The Internet

Recently I read three books that, in one way or another, dealt with the internet. I have also been watching episodes of Catfish: The TV Show.  Felicia Day’s book, You’re Never Weird on the Internet (Almost) is a memoir that describes how she became involved in a web series and website. A lot of it is very funny because she had an unusual childhood . Day writes about how she found a community online through gaming and social media. One chapter deals with gamergate. Day was not directly involved but she has faced misogyny online.

Crash Override by Zoe Quinn is directly about gamergate since the author was the main actor in that saga. She had a  difficult and unhappy childhood and turned to internet games for a sense of community and identity. A disgruntled ex boyfriend published a screed against which turned into a huge online phenomena at great personal cost to Quinn.

Eliza and Her Monsters by Francesa Zappia is a novel about a very shy and socially awkward teenage girl who creates a  fictional identity for herself  through an online webcomic forum. On the internet she is a  strong and dynamic creator, Lady Constellation, and she has a large fan base. There are serious consequences when her true identity is revealed

Catfish The TV Show is about people who pose as  someone they are not on the internet and then get romantically involved with unsuspecting men or women. Many of the catfishers are people, most often women who are insecure about their looks and weight. Others are scared to reveal their sexual identity to friends and family so they create a fake persona online. Some catfishers are scam artists seeking money.

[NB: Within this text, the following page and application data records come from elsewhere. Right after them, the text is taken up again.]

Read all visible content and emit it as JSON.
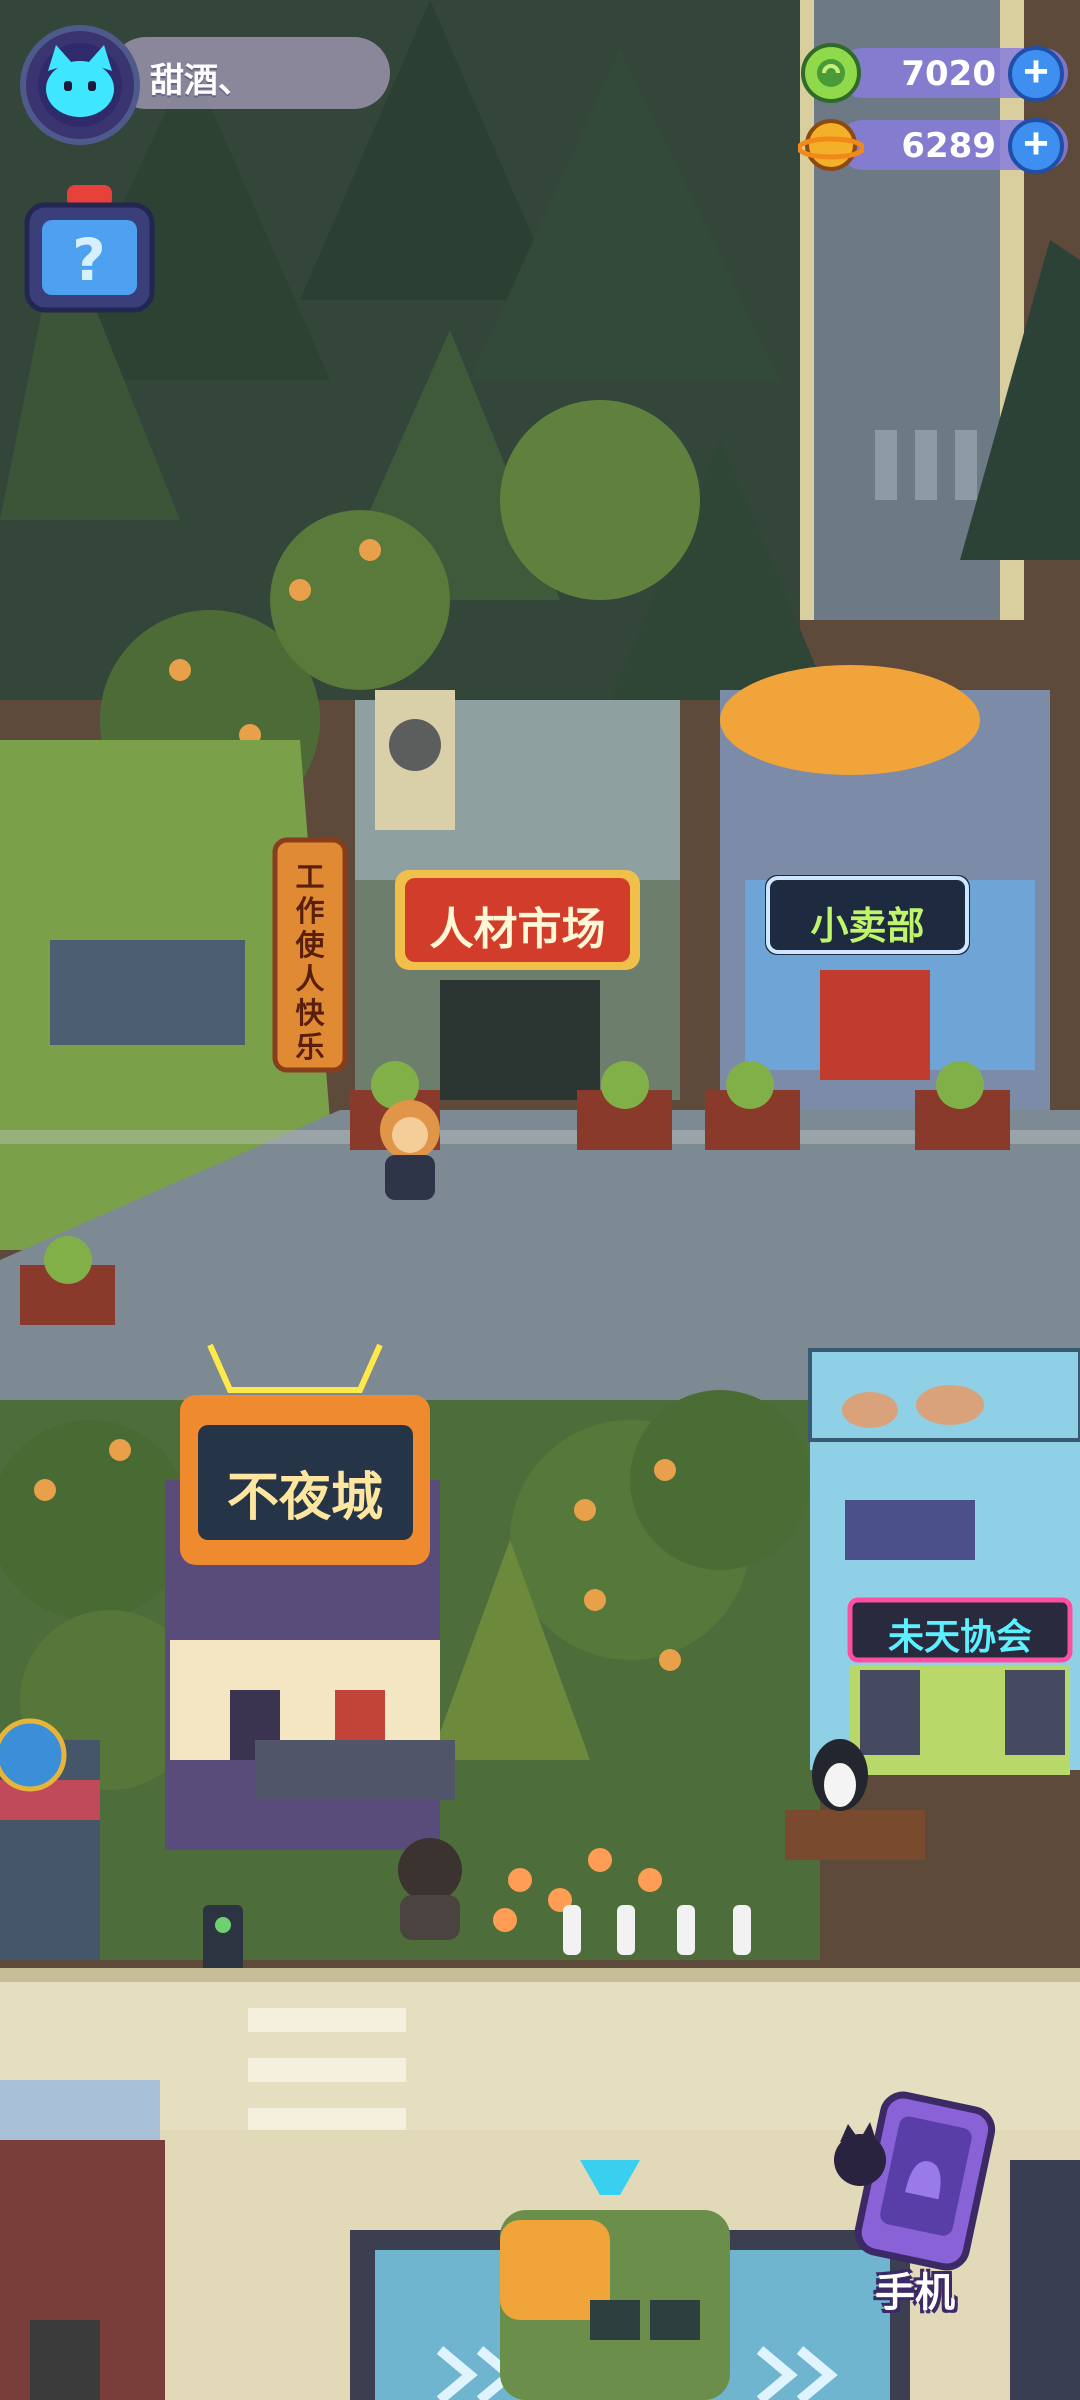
{
  "player": {
    "name": "甜酒、"
  },
  "currencies": [
    {
      "icon": "green-gem-coin-icon",
      "value": "7020"
    },
    {
      "icon": "gold-planet-coin-icon",
      "value": "6289"
    }
  ],
  "plus_symbol": "+",
  "buildings": {
    "talent_market": "人材市场",
    "shop": "小卖部",
    "banner": "工作使人快乐",
    "nightclub": "不夜城",
    "association": "未天协会"
  },
  "phone": {
    "label": "手机"
  },
  "colors": {
    "hud_bar": "#877dd8",
    "plus": "#3e8ff0",
    "road": "#7d8a93",
    "grass": "#6d8e3e"
  }
}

The three books and the tv show reveal the ways in which we use the internet to find community, define ourselves and or escape reality.  The internet can be a free and open space for young people  particularly, to try on different ways of being and expressing themselves. It can also help people who do not fit in the real world to feel like they belong.

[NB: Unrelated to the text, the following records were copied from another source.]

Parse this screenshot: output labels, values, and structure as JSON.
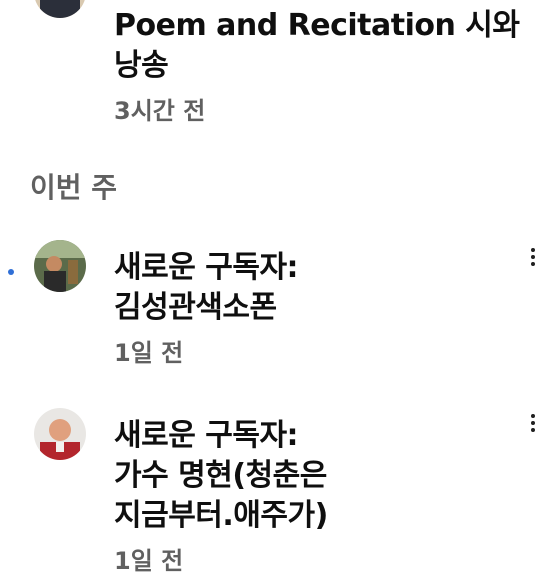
{
  "notifications_top": {
    "title_line1": "Poem and Recitation 시와",
    "title_line2": "낭송",
    "time": "3시간 전"
  },
  "section_header": "이번 주",
  "notifications": [
    {
      "line1": "새로운 구독자:",
      "line2": "김성관색소폰",
      "time": "1일 전",
      "unread": true
    },
    {
      "line1": "새로운 구독자:",
      "line2": "가수 명현(청춘은",
      "line3": "지금부터.애주가)",
      "time": "1일 전",
      "unread": false
    }
  ],
  "icons": {
    "unread": "unread-dot-icon",
    "more": "more-vert-icon"
  },
  "colors": {
    "unread_dot": "#2f6fd6",
    "secondary_text": "#606060"
  }
}
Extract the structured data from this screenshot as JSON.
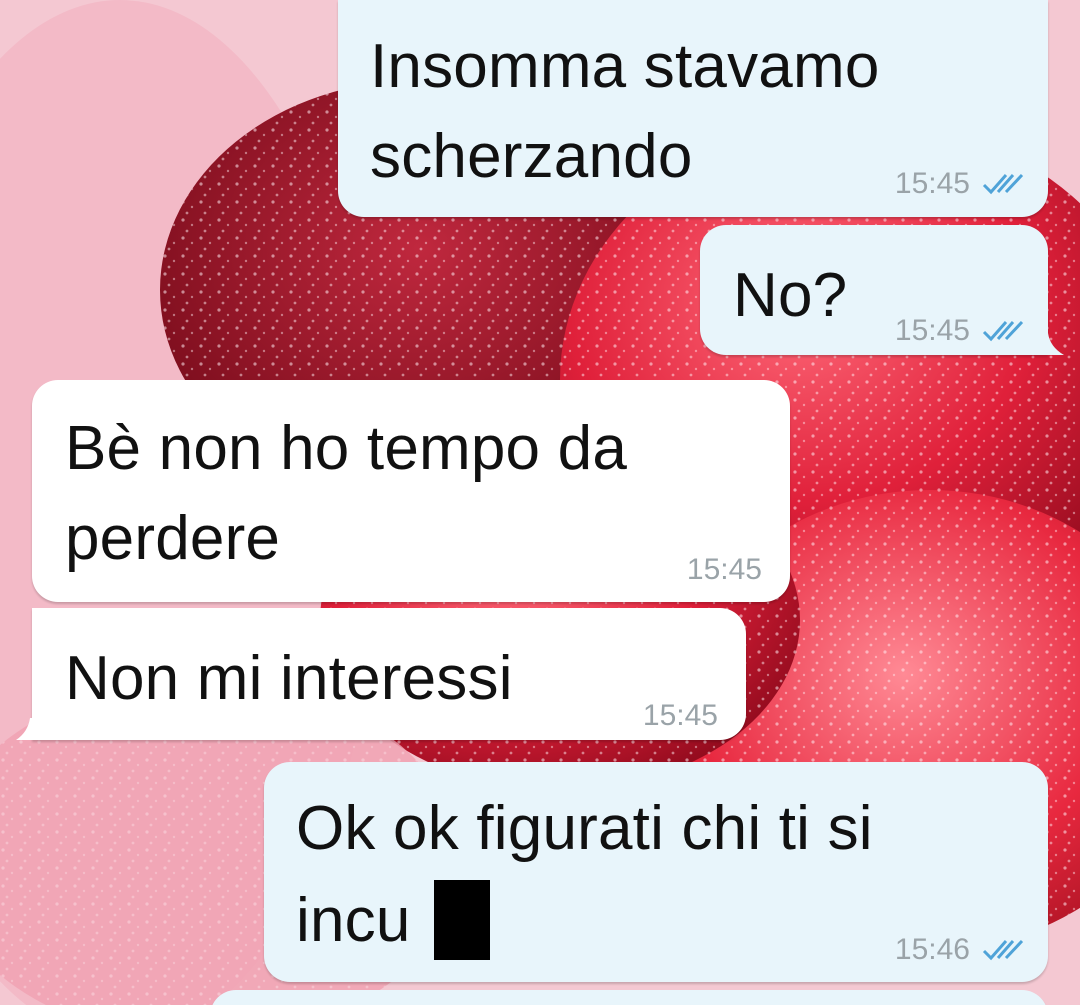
{
  "chat": {
    "background_description_colors": {
      "outgoing_bubble": "#e8f5fb",
      "incoming_bubble": "#ffffff",
      "read_ticks": "#4fa3d8",
      "time_text": "#9aa3a8"
    },
    "messages": [
      {
        "direction": "outgoing",
        "lines": [
          "Insomma stavamo",
          "scherzando"
        ],
        "time": "15:45",
        "status_icon": "double-check-read-icon"
      },
      {
        "direction": "outgoing",
        "lines": [
          "No?"
        ],
        "time": "15:45",
        "status_icon": "double-check-read-icon"
      },
      {
        "direction": "incoming",
        "lines": [
          "Bè non ho tempo da",
          "perdere"
        ],
        "time": "15:45"
      },
      {
        "direction": "incoming",
        "lines": [
          "Non mi interessi"
        ],
        "time": "15:45"
      },
      {
        "direction": "outgoing",
        "lines": [
          "Ok ok figurati chi ti si",
          "incu"
        ],
        "time": "15:46",
        "status_icon": "double-check-read-icon",
        "redacted": true
      }
    ]
  }
}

However it can also be a dangerous and potentially harmful space. The 2016 elections revealed the consequences of fake information and fake personas. The misogyny that Zoe Quin and other women continue to face on the internet remains a serous problem.